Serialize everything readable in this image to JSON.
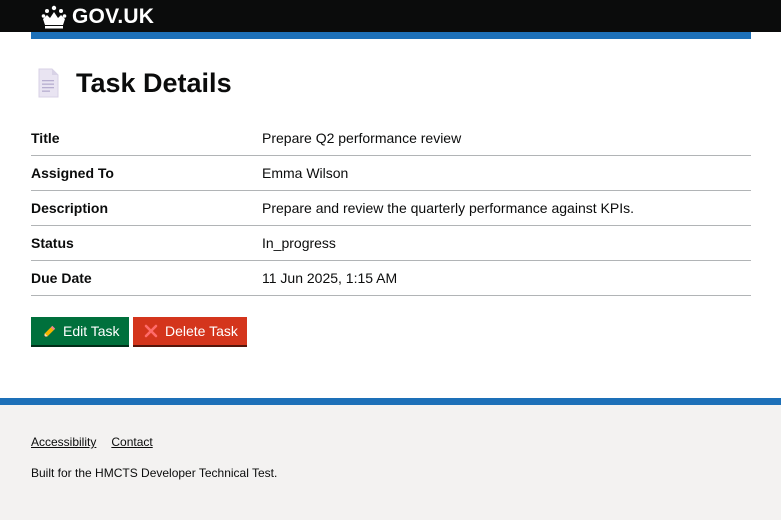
{
  "header": {
    "logo_text": "GOV.UK"
  },
  "page": {
    "title": "Task Details",
    "title_icon": "document-icon"
  },
  "summary": [
    {
      "key": "Title",
      "value": "Prepare Q2 performance review"
    },
    {
      "key": "Assigned To",
      "value": "Emma Wilson"
    },
    {
      "key": "Description",
      "value": "Prepare and review the quarterly performance against KPIs."
    },
    {
      "key": "Status",
      "value": "In_progress"
    },
    {
      "key": "Due Date",
      "value": "11 Jun 2025, 1:15 AM"
    }
  ],
  "actions": {
    "edit_label": "Edit Task",
    "edit_icon": "pencil-icon",
    "delete_label": "Delete Task",
    "delete_icon": "cross-icon"
  },
  "footer": {
    "links": [
      "Accessibility",
      "Contact"
    ],
    "note": "Built for the HMCTS Developer Technical Test."
  },
  "colors": {
    "header_bg": "#0b0c0c",
    "brand_blue": "#1d70b8",
    "edit_green": "#00703c",
    "delete_red": "#d4351c",
    "footer_bg": "#f3f2f1"
  }
}
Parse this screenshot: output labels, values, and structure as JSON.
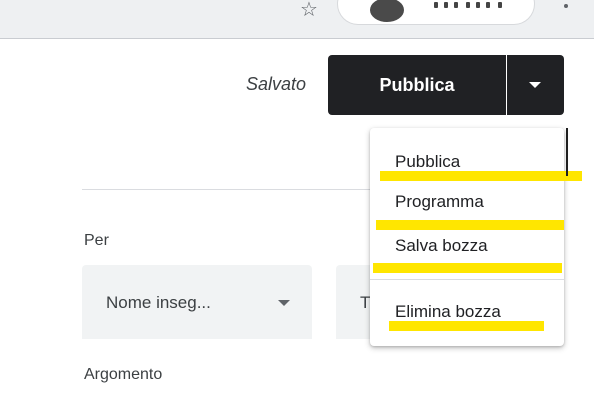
{
  "header": {
    "status_text": "Salvato",
    "publish_label": "Pubblica"
  },
  "form": {
    "for_label": "Per",
    "teacher_value": "Nome inseg...",
    "second_value": "T",
    "topic_label": "Argomento"
  },
  "menu": {
    "items": [
      {
        "label": "Pubblica"
      },
      {
        "label": "Programma"
      },
      {
        "label": "Salva bozza"
      },
      {
        "label": "Elimina bozza"
      }
    ],
    "highlight_color": "#ffe600"
  },
  "colors": {
    "primary_button": "#202124",
    "field_background": "#f1f3f4"
  },
  "icons": {
    "star": "star-icon",
    "profile": "avatar",
    "kebab": "kebab-icon",
    "dropdown": "chevron-down-icon"
  }
}
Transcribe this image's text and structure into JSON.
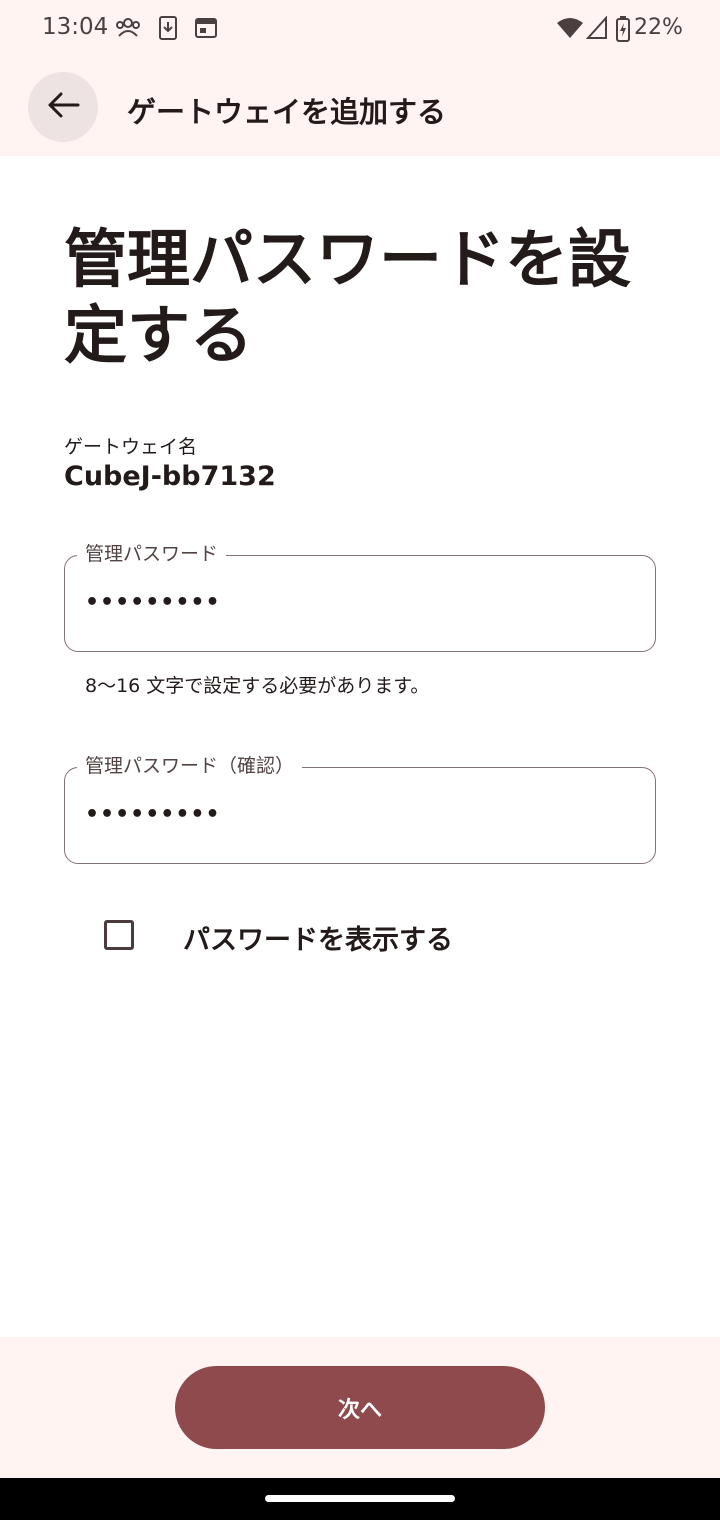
{
  "status_bar": {
    "time": "13:04",
    "battery_percent": "22%",
    "icons": [
      "people-icon",
      "download-icon",
      "calendar-icon",
      "wifi-icon",
      "signal-icon",
      "battery-charging-icon"
    ]
  },
  "app_bar": {
    "back_icon": "arrow-back-icon",
    "title": "ゲートウェイを追加する"
  },
  "main": {
    "heading": "管理パスワードを設定する",
    "gateway_name_label": "ゲートウェイ名",
    "gateway_name_value": "CubeJ-bb7132",
    "password_field": {
      "label": "管理パスワード",
      "value": "•••••••••"
    },
    "helper_text": "8～16 文字で設定する必要があります。",
    "confirm_field": {
      "label": "管理パスワード（確認）",
      "value": "•••••••••"
    },
    "show_password": {
      "label": "パスワードを表示する",
      "checked": false
    }
  },
  "footer": {
    "next_label": "次へ"
  },
  "colors": {
    "accent": "#8e4a4d",
    "surface": "#fff4f2",
    "text": "#231a1a",
    "outline": "#857373"
  }
}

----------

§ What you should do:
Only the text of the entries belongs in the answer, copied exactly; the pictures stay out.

§ Response below:
Serialize everything readable in this image to JSON.
{
  "header": {
    "logo_text": "GOV.UK"
  },
  "page": {
    "title": "Task Details",
    "title_icon": "document-icon"
  },
  "summary": [
    {
      "key": "Title",
      "value": "Prepare Q2 performance review"
    },
    {
      "key": "Assigned To",
      "value": "Emma Wilson"
    },
    {
      "key": "Description",
      "value": "Prepare and review the quarterly performance against KPIs."
    },
    {
      "key": "Status",
      "value": "In_progress"
    },
    {
      "key": "Due Date",
      "value": "11 Jun 2025, 1:15 AM"
    }
  ],
  "actions": {
    "edit_label": "Edit Task",
    "edit_icon": "pencil-icon",
    "delete_label": "Delete Task",
    "delete_icon": "cross-icon"
  },
  "footer": {
    "links": [
      "Accessibility",
      "Contact"
    ],
    "note": "Built for the HMCTS Developer Technical Test."
  },
  "colors": {
    "header_bg": "#0b0c0c",
    "brand_blue": "#1d70b8",
    "edit_green": "#00703c",
    "delete_red": "#d4351c",
    "footer_bg": "#f3f2f1"
  }
}
Parse this screenshot: output labels, values, and structure as JSON.
{
  "header": {
    "status_text": "Salvato",
    "publish_label": "Pubblica"
  },
  "form": {
    "for_label": "Per",
    "teacher_value": "Nome inseg...",
    "second_value": "T",
    "topic_label": "Argomento"
  },
  "menu": {
    "items": [
      {
        "label": "Pubblica"
      },
      {
        "label": "Programma"
      },
      {
        "label": "Salva bozza"
      },
      {
        "label": "Elimina bozza"
      }
    ],
    "highlight_color": "#ffe600"
  },
  "colors": {
    "primary_button": "#202124",
    "field_background": "#f1f3f4"
  },
  "icons": {
    "star": "star-icon",
    "profile": "avatar",
    "kebab": "kebab-icon",
    "dropdown": "chevron-down-icon"
  }
}
Transcribe this image's text and structure into JSON.
{
  "status_bar": {
    "time": "13:04",
    "battery_percent": "22%",
    "icons": [
      "people-icon",
      "download-icon",
      "calendar-icon",
      "wifi-icon",
      "signal-icon",
      "battery-charging-icon"
    ]
  },
  "app_bar": {
    "back_icon": "arrow-back-icon",
    "title": "ゲートウェイを追加する"
  },
  "main": {
    "heading": "管理パスワードを設定する",
    "gateway_name_label": "ゲートウェイ名",
    "gateway_name_value": "CubeJ-bb7132",
    "password_field": {
      "label": "管理パスワード",
      "value": "•••••••••"
    },
    "helper_text": "8～16 文字で設定する必要があります。",
    "confirm_field": {
      "label": "管理パスワード（確認）",
      "value": "•••••••••"
    },
    "show_password": {
      "label": "パスワードを表示する",
      "checked": false
    }
  },
  "footer": {
    "next_label": "次へ"
  },
  "colors": {
    "accent": "#8e4a4d",
    "surface": "#fff4f2",
    "text": "#231a1a",
    "outline": "#857373"
  }
}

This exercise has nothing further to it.